There was a song back in the 1980’s that went something like… “I wanna be rich,” that was the chorus. One of the verses went on to say, “I want money, lots and lots of money/I want the pie in the sky/I want money, lots and lots of money/So don’t be asking me why…” and then it would go back to the chorus – something like that.
The song was by Calloway circa 1989, and although it is almost thirty years old, what the song is about is something that many people have often said – makes the world go round. Money. Even more than that, being rich. Filthy rich. Yet, it is not only the idea of being rich and wealthy but also the status that constantly and consistently separates humanity. The nomenclature for it – Middle Class and the One Percent, Lower-Middle Class, etc. These degrees of separation affect how we view the world, our reality depending on what class we are in, and usually those that are outside of the rich and wealthy peer up to, or at least gaze directly at, the others with a kind of mystique that is an everlasting want without a hope of ever attaining…
In most paupers’ minds, wealth is a degree of living that is usually associated with someone of the elite. It doesn’t matter if the person is literally royalty or not, but rather he or she has been born to a status that is seemingly untouchable no matter how bad those lesser than may want it. There is a clear separation from have nots and haves, not-rich and rich. For most people if they were to look in the mirror and say, “Who’s the richest of them all?” the mirror would not respond with their name, nor show their likeness… To be rich is an everlasting want, something unattainable to a degree, for most and for a reason.

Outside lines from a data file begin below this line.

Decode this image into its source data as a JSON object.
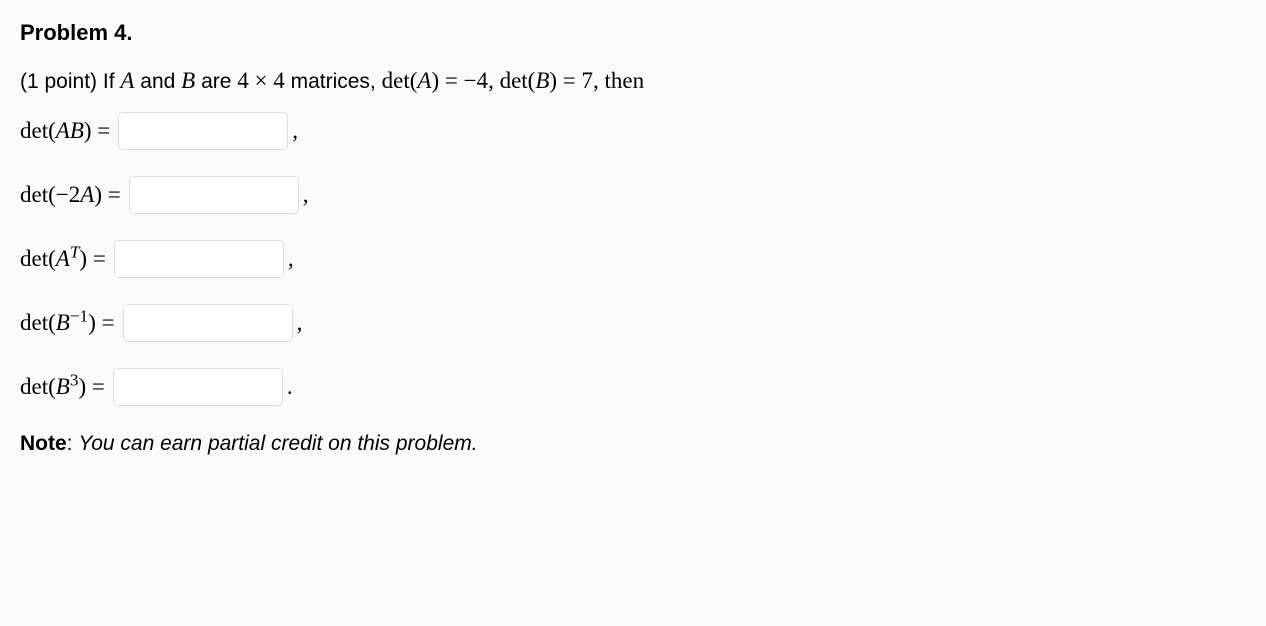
{
  "title": "Problem 4.",
  "intro": {
    "points_prefix": "(1 point) If ",
    "A": "A",
    "and": " and ",
    "B": "B",
    "are": " are ",
    "dim": "4 × 4",
    "matrices": " matrices, ",
    "detA_lbl": "det(",
    "detA_var": "A",
    "detA_close": ") = ",
    "detA_val": "−4",
    "sep1": ", ",
    "detB_lbl": "det(",
    "detB_var": "B",
    "detB_close": ") = ",
    "detB_val": "7",
    "then": ", then"
  },
  "rows": {
    "r1": {
      "pre": "det(",
      "var": "AB",
      "post": ") = ",
      "punct": ","
    },
    "r2": {
      "pre": "det(",
      "var": "−2A",
      "post": ") = ",
      "punct": ","
    },
    "r3": {
      "pre": "det(",
      "var": "A",
      "sup": "T",
      "post": ") = ",
      "punct": ","
    },
    "r4": {
      "pre": "det(",
      "var": "B",
      "sup": "−1",
      "post": ") = ",
      "punct": ","
    },
    "r5": {
      "pre": "det(",
      "var": "B",
      "sup": "3",
      "post": ") = ",
      "punct": "."
    }
  },
  "note": {
    "label": "Note",
    "sep": ": ",
    "text": "You can earn partial credit on this problem."
  }
}
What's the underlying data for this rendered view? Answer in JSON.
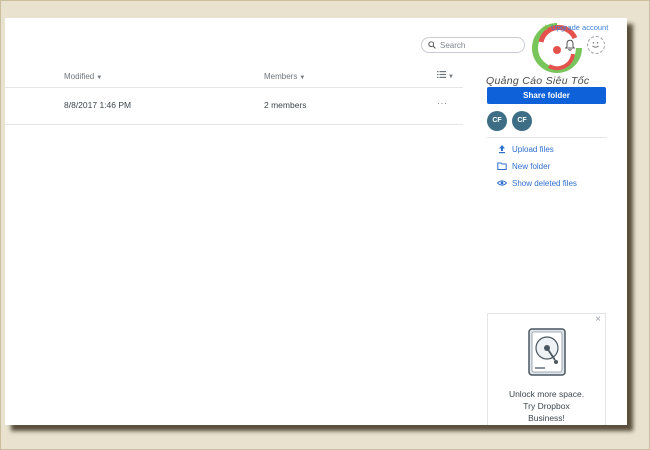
{
  "header": {
    "upgrade_label": "Upgrade account",
    "search_placeholder": "Search"
  },
  "watermark": {
    "text": "Quảng Cáo Siêu Tốc"
  },
  "table": {
    "columns": [
      {
        "label": "Modified"
      },
      {
        "label": "Members"
      }
    ],
    "rows": [
      {
        "modified": "8/8/2017 1:46 PM",
        "members": "2 members",
        "more": "···"
      }
    ]
  },
  "sidebar": {
    "share_label": "Share folder",
    "members": [
      "CF",
      "CF"
    ],
    "actions": [
      {
        "label": "Upload files",
        "icon": "upload-icon"
      },
      {
        "label": "New folder",
        "icon": "folder-icon"
      },
      {
        "label": "Show deleted files",
        "icon": "eye-icon"
      }
    ]
  },
  "promo": {
    "close": "×",
    "lines": [
      "Unlock more space.",
      "Try Dropbox",
      "Business!"
    ]
  },
  "colors": {
    "accent": "#0f61d9",
    "link": "#2f6fd0",
    "avatar": "#3d6e86",
    "background": "#e9e2cf"
  }
}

What this missive is about in short is an introduction to a conversation that many Americans probably should have. Call it the starting point of a diatribe that opens the door to examine where we are as people, citizens, taxpayers, in our country – because our status, whether we like it or not, affects everything about us, from our fears to our ambitions, and in between all of that are the choices that we make. For most, money talk is hard to have, it is a topic that is glossed over but not having such conversation only sweeps understanding, and thus progress, under the rug. Maybe it’s time. Time to talk money, degrees of separation, and possibly how to close gaps.